Saunders finished with just four points, but made an impact all over the court. He racked nine assists, eight rebounds and four steals. Three of his steals came in the game's first seven minutes and were instrumental in Harvard's early domination.
Travis scored 11 points and hauled in seven rebounds in 16 minutes. Point guard Siyani Chambers and Evan Cummins each deposited 10 points.
The Ivy League squad is made up of players who must meet the same academic standards as any other student at Harvard, which in accordance with the rest of the Ivy League, eschews athletic scholarships in favor of need-based financial aid.
Harvard won its Shootout title without one of its key players. Senior guard Brandyn Curry, who is two-time second-team All-Ivy League and started all 30 games last season, is out indefinitely with a foot injury.

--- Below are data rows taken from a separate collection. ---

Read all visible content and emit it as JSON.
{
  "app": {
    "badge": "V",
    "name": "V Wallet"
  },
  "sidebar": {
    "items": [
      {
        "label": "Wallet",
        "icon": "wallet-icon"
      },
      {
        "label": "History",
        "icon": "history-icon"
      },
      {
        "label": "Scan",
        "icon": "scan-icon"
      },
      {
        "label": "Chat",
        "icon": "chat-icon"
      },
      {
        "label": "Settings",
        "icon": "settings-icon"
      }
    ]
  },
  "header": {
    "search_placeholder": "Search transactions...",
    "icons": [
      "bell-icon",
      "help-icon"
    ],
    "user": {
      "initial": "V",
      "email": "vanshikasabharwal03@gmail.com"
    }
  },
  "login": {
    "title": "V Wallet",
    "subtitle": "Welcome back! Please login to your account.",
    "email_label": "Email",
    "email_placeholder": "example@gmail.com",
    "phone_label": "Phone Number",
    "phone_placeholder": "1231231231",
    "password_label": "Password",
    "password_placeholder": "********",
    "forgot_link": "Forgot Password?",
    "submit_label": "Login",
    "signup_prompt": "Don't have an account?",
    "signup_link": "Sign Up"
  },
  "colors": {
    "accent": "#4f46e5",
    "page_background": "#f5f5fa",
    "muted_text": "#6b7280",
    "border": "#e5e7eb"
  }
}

This wasn't Amaker's first trip to the Shootout. A four-year starter at point guard for Duke from 1983-87, he won a Shootout title as an assistant coach with the Blue Devils in 1995. He has also won two NCAA titles as an assistant with Duke, a National Invitational Tournament title as head coach at Michigan.
Throughout his coaching odyssey, which includes a stint with Seton Hall, the 48-year-old Amaker said the lessons he learned from coach Mike Krzyzewski at Duke never leave him.
"If I could ever take something away from him, it's the ability to communicate," Amaker said. "He teaches, he leads and then he serves and I'm very hopeful that I can somehow do a very small part of that one day."
Reach Jeremy Peters at firstname.lastname@example.org or 257-4335.
TCU (50) -- Parrish 0-0 0-0 0, Shepherd 1-8 3-3 5, Anderson 6-12 7-8 20, Gore 0-5 1-2 1, Ray 4-12 5-7 13, Hill 1-5 1-2 3, Williams 1-6 3-4 6, Smith 0-0 0-0 0, Fields 1-5 0-0 2, Dincer 0-1 0-0 0, Montigel 0-2 0-0 0. Totals 14-56 20-26 50.
HARVARD (71) -- Moundou-Missi 3-6 2-2 8, Casey 3-8 0-0 6, Rivard 5-11 0-1 15, Chambers 2-7 4-4 10, Saunders 2-5 0-0 0, Nesbitt 0-0 0-0 0, Edosomwan 1-2 0-0 2, Myers 1-1 0-0 3, Fraschilla 0-0 0-0 0, Giger 0-0 0-0 0, Travis 5-8 1-1 11, Anastasi 0-0 0-0 0, Cummins 4-6 2-2 10, Okolie 1-1 0-0 2. Totals 27-55 9-10 71.
3-point goals -- TCU 2-10 (Anderson 1-2, Gore 0-2, Ray 0-2, Williams 1-1, Fields 0-1, Dincer 0-1, Montigel 0-1), Harvard 8-17 (Rivard 5-11, Chambers 2-5, Myers 1-1). Rebounds -- TCU 27 (Anderson 5, Ray 5), Harvard 44 (Saunders 8, Moundou-Missi 8). Total fouls -- TCU 17, Harvard 21. Fouled out -- Anderson. Assists -- TCU 8 (Gore 4), Harvard 23 (Saunders 9). Turnovers -- TCU 14 (Ray 3, Williams 3), Harvard 21 (Saunders 7). Blocks -- TCU 2, Harvard 7 (Cummins 6). Steals -- TCU 10 (Gore 3, Williams 3), Harvard 9 (Saunders 4). Officials -- Zakarian, Thomson, Corson.
At Sullivan Arena
Denver 78, UAA 71
Indiana St. 73, Pepperdine 70
Green Bay 67, Tulsa 59
Harvard 71, TCU 50